Understanding the Law
May 28, 2010
Court Etiquette

The Judge is in charge of the court and the lawyers representing the parties present on behalf of their clients. They are very polite to one another and matters are conducted in an orderly manner in the court room. In a criminal matter, after the court clerk calls the case number and the name of the accused, the crier echoes the call so that the accused would take his or her place in the dock.{{more}} The DPP addresses the judge and informs him that he represents the crown and gives the name of his assistant if he has one with him. The lawyer for the accused also informs the court that he/she is representing the accused. In a civil matter, the leading lawyer on each side informs the court in the same manner.

It is not good manners for two persons to be on the floor at the same time just at is not good manners for two person to be speaking at the same time, so the lawyer on his feet must give way to the lawyer on the other side when he rises to speak.

It is not necessary for lawyers to be hostile to one another. Some clients are not satisfied if their lawyer does not shout and gesticulate in court. It is not necessary for a lawyer to put on a performance in court; all that is necessary is to put forward sound legal arguments in relation to the case in hand. Some clients often wrongfully conclude that there is a sell out between the lawyers whenever there is polite conversation between lawyers, but lawyers must at times confer one with the other in the interest of the client. Lawyers as a matter of court room courtesy speaks about the other as “my friend” or “my learned Friend” or simply “learned counsel”. They are learned in the law and it is a way of showing respect. The polite approach does not mean that they do not pursue their client’s case vigorously and fairly.

Lawyers also speak in a particular way when they address the court and you may often hear.” May it please the court” or “Your Honor, the court’s attention is invited” on this matter.

The lawyers are officers of the court and they are required to set a standard so that matters could be conducted in an atmosphere of fairness and respect for all. If they behave inappropriately, the judge would rebuke them.

It is also the duty of all others in court, including witnesses, to comply with certain unwritten rules. Witnesses are judged not only by what they say but by their demeanor (behavior).

Even though he is being questioned by counsel, he/she must answer to the judge. So his/her eyes must focus on the judge. He or she must stand or sit upright and must answer questions clearly so that the judge and the jury could hear.

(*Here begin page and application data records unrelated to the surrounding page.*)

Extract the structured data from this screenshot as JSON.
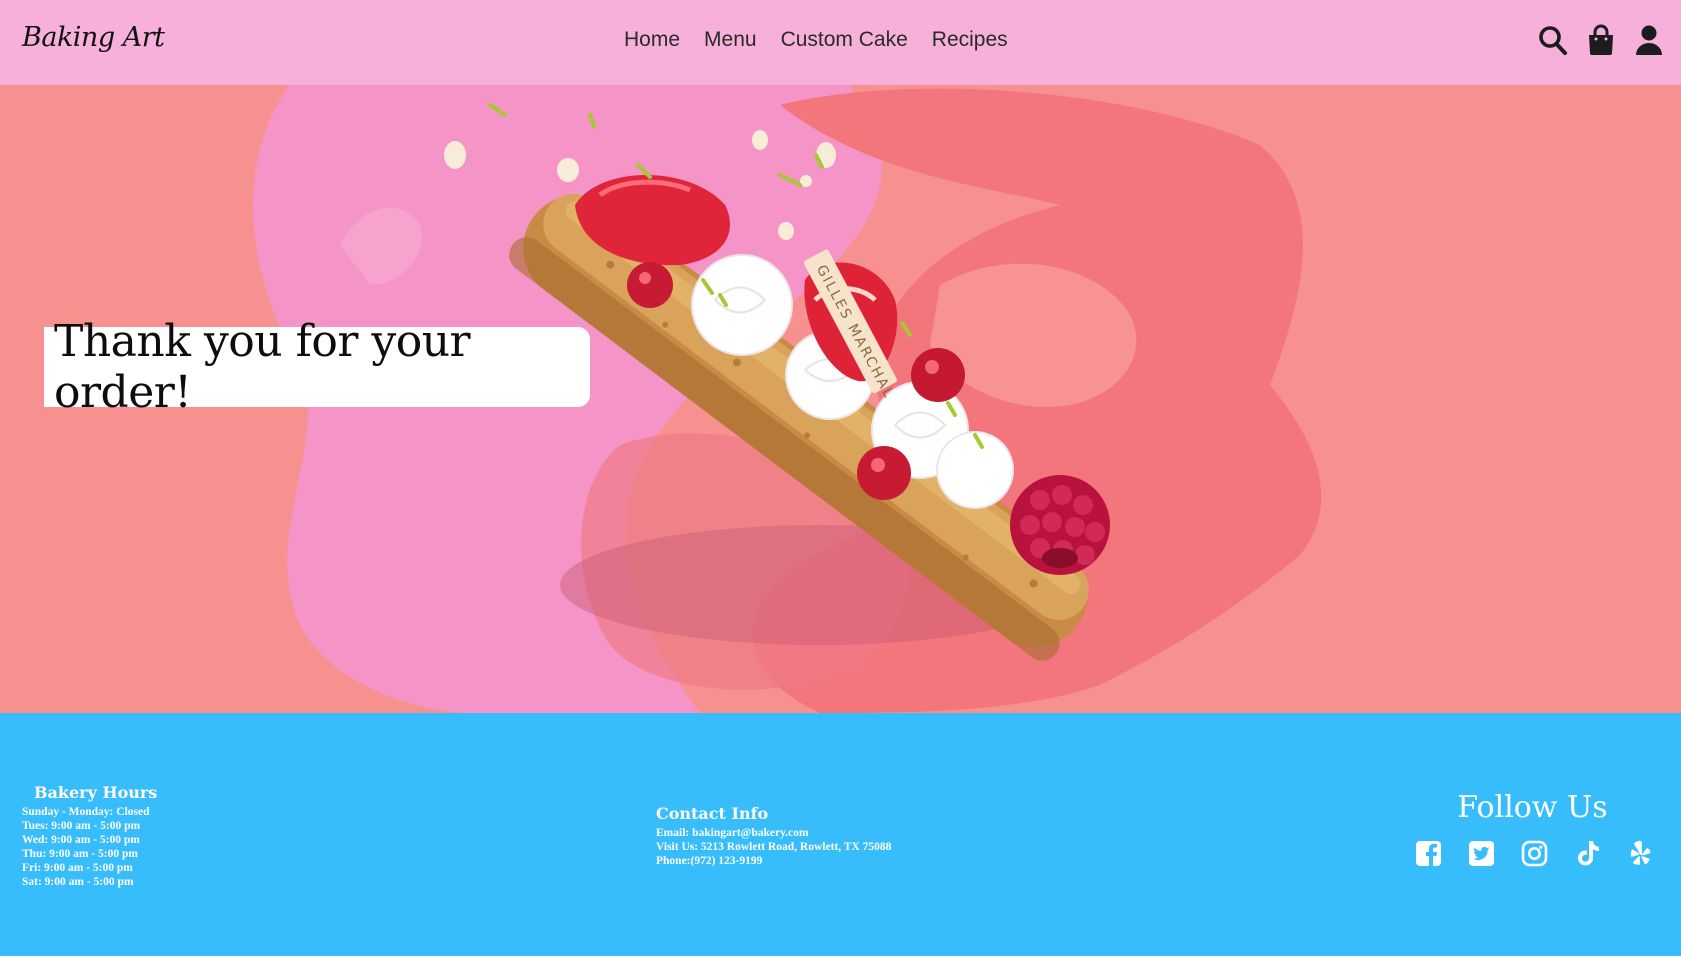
{
  "header": {
    "logo": "Baking Art",
    "nav": [
      "Home",
      "Menu",
      "Custom Cake",
      "Recipes"
    ],
    "icons": [
      "search-icon",
      "shopping-bag-icon",
      "user-icon"
    ]
  },
  "hero": {
    "message": "Thank you for your order!",
    "image_text": "GILLES MARCHAL"
  },
  "footer": {
    "hours": {
      "title": "Bakery Hours",
      "lines": [
        "Sunday - Monday: Closed",
        "Tues: 9:00 am - 5:00 pm",
        "Wed: 9:00 am - 5:00 pm",
        "Thu: 9:00 am - 5:00 pm",
        "Fri: 9:00 am - 5:00 pm",
        "Sat: 9:00 am - 5:00 pm"
      ]
    },
    "contact": {
      "title": "Contact Info",
      "lines": [
        "Email: bakingart@bakery.com",
        "Visit Us: 5213 Rowlett Road, Rowlett, TX 75088",
        "Phone:(972) 123-9199"
      ]
    },
    "follow": {
      "title": "Follow Us",
      "icons": [
        "facebook-icon",
        "twitter-icon",
        "instagram-icon",
        "tiktok-icon",
        "yelp-icon"
      ]
    }
  },
  "colors": {
    "header_bg": "#f7b0d9",
    "hero_bg": "#f6918f",
    "footer_bg": "#38bdfc",
    "text_dark": "#111111",
    "text_light": "#ffffff"
  }
}
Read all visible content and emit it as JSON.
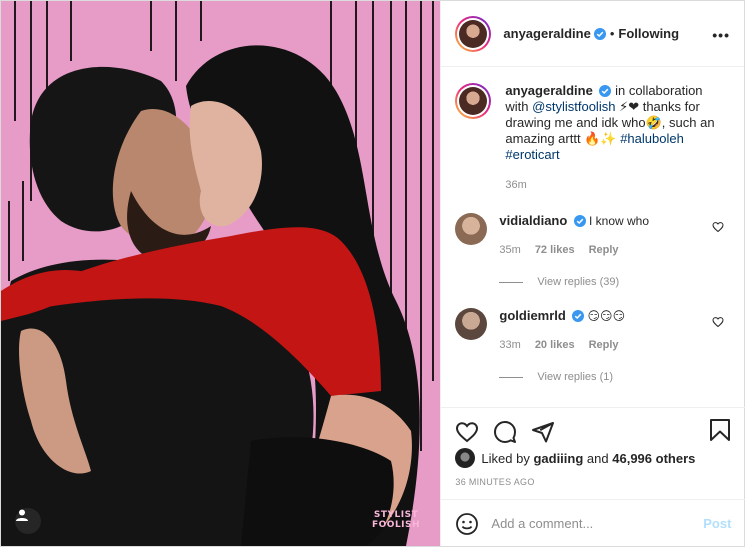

There is no need to become angry during intense cross examination by the defence. If a witness becomes agitated, it could affect his evidence adversely. A witness must be truthful at all times as he is sworn to tell the truth. If he does not he could be guilty of perjury. Any tendency to favour one side could discredit his evidence. If he has forgotten his evidence he could ask to refresh his memory. A witness must be polite to all court staff including the bailiff. A bailiff may be addressed as “Mister Bailiff”.

Ada Johnson is a solicitor and barrister-at-law.
E-mail address is: exploringthelaw@yahoo.com